---------- Available records

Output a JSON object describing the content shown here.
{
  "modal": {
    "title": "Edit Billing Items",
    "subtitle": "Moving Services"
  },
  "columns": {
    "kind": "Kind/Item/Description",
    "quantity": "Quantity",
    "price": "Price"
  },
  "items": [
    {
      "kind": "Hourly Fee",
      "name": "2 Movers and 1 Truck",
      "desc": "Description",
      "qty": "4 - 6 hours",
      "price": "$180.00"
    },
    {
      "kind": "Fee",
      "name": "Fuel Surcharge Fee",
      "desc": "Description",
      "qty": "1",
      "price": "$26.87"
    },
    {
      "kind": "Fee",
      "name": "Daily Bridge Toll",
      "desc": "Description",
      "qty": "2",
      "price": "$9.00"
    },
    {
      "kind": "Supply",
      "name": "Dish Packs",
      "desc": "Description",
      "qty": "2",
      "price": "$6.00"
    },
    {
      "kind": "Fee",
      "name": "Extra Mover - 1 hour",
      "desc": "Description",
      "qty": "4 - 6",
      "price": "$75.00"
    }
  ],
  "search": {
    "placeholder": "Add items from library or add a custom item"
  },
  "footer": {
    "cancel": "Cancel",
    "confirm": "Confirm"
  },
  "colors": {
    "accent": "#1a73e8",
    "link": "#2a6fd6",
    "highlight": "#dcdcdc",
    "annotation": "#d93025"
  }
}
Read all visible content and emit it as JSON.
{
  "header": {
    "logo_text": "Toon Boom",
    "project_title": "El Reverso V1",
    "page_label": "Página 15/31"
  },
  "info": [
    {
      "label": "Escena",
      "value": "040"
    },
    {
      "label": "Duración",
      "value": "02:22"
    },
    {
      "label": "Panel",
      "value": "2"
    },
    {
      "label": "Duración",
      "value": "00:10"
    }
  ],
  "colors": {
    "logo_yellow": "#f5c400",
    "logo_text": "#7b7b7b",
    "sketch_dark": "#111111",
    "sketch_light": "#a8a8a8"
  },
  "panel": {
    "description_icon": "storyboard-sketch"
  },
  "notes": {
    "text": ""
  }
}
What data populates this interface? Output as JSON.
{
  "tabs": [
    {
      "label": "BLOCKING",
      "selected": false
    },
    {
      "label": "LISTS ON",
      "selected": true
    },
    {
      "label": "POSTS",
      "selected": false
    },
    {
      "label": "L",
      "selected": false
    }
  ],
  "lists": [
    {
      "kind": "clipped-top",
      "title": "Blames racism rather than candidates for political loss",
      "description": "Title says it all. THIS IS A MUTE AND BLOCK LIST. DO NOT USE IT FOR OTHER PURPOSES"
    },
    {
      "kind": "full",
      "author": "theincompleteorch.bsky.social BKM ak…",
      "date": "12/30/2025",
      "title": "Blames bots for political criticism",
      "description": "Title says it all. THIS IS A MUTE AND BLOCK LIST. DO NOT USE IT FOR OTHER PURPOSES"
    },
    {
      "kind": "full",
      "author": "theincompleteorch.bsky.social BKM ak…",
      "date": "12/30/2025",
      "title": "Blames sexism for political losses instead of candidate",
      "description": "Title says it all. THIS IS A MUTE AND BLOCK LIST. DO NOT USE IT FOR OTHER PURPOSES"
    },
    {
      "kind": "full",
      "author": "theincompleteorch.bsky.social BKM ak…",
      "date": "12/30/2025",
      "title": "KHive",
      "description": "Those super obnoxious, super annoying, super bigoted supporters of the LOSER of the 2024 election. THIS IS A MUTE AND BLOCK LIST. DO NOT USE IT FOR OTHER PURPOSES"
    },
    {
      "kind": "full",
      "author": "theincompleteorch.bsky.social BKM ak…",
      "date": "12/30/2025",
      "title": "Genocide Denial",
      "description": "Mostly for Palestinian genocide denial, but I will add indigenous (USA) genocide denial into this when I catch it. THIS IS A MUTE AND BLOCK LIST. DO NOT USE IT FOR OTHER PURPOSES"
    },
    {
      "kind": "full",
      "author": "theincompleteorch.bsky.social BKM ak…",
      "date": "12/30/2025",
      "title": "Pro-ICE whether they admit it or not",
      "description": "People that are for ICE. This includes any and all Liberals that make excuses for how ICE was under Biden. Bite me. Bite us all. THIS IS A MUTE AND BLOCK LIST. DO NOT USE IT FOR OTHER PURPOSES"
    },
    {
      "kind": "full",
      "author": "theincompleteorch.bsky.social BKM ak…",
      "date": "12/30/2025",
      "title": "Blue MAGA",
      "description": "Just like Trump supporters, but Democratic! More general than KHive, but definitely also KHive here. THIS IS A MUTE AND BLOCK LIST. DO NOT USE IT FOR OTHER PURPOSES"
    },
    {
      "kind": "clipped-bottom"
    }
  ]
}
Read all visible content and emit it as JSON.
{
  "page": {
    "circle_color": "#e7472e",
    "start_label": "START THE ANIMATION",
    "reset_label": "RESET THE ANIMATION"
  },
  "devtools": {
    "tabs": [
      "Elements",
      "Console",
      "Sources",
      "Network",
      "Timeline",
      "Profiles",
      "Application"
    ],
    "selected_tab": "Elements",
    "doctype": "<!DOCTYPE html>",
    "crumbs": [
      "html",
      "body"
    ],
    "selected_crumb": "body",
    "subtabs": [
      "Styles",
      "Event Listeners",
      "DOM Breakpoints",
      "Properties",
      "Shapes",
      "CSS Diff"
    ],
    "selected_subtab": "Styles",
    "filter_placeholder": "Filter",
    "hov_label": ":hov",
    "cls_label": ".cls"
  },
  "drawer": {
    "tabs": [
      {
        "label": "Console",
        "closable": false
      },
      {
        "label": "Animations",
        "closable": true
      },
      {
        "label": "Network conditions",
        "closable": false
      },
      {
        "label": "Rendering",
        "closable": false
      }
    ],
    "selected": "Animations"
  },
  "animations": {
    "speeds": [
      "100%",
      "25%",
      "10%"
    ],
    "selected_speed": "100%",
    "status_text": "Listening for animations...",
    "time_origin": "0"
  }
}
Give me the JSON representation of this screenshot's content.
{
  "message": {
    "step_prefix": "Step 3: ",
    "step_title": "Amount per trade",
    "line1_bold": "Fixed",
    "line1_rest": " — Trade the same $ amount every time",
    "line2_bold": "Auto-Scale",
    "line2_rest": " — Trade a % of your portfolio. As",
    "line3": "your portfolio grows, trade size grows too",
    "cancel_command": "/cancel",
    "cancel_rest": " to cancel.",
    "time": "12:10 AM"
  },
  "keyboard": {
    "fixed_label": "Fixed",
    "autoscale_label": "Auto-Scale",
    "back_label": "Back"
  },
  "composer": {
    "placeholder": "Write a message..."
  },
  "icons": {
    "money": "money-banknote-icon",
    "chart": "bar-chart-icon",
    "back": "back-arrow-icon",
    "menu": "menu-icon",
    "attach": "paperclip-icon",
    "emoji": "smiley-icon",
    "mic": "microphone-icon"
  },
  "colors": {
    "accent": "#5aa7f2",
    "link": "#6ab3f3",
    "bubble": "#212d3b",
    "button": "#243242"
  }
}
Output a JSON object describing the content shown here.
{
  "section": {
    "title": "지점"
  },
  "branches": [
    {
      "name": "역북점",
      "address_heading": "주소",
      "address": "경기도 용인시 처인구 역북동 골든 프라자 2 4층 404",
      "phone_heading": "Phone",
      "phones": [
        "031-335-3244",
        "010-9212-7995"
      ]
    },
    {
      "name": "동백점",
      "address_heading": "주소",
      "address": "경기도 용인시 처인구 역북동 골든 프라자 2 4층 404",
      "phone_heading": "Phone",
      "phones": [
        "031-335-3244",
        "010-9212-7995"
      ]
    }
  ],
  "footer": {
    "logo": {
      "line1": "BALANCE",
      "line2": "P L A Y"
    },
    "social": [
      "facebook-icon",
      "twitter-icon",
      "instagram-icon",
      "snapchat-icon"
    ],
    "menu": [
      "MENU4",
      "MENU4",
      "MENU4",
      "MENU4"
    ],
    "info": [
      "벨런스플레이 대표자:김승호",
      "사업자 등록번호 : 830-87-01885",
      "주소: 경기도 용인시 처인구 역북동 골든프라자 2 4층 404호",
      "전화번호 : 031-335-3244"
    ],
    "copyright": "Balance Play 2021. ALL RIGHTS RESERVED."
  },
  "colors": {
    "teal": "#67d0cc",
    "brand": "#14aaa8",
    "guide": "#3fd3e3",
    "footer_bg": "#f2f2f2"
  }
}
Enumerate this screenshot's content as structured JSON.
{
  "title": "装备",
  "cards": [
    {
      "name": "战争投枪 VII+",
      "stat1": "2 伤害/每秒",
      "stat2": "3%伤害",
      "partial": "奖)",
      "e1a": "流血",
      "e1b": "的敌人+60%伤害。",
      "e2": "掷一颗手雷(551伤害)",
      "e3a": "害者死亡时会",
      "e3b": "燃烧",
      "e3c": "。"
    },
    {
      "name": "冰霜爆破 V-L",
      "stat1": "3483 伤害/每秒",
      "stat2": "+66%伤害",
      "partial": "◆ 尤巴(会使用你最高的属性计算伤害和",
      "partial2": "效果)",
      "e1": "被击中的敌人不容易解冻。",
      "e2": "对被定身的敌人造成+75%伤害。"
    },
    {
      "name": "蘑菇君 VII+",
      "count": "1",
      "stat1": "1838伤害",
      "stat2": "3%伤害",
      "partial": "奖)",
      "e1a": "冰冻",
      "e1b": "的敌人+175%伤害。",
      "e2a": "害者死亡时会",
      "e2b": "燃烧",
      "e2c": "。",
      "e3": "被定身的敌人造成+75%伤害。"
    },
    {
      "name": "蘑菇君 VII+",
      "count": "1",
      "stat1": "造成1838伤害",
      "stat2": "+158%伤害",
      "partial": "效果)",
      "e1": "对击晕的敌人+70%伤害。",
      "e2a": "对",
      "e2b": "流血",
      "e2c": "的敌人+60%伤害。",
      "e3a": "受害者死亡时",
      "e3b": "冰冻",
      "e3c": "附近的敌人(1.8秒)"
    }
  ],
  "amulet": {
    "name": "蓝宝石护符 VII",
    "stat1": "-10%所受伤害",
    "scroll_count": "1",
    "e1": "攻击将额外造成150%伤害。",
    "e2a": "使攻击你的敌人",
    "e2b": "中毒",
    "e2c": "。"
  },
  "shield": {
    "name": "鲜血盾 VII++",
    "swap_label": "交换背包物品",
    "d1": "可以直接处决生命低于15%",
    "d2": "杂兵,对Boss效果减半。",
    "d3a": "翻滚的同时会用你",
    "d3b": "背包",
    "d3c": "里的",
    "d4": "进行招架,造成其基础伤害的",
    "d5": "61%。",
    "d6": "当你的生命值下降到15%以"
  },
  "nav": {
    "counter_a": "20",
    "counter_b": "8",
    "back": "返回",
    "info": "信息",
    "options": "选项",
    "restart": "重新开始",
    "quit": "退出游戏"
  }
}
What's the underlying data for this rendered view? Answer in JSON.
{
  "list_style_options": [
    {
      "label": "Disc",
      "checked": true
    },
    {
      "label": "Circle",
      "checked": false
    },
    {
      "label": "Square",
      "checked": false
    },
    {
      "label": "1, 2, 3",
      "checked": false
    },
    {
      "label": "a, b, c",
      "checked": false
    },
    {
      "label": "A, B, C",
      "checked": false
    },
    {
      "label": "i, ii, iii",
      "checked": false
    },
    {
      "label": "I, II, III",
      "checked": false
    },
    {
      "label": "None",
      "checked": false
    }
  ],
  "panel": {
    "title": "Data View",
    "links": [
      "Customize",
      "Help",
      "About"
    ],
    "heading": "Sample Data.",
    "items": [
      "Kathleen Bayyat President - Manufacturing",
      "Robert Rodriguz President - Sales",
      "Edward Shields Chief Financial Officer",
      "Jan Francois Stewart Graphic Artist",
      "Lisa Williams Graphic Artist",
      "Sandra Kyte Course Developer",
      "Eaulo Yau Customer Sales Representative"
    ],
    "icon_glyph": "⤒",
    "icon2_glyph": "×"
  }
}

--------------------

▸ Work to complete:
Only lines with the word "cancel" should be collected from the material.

▸ Exercise response:
    "cancel": "Cancel",
    "cancel_command": "/cancel",
    "cancel_rest": " to cancel.",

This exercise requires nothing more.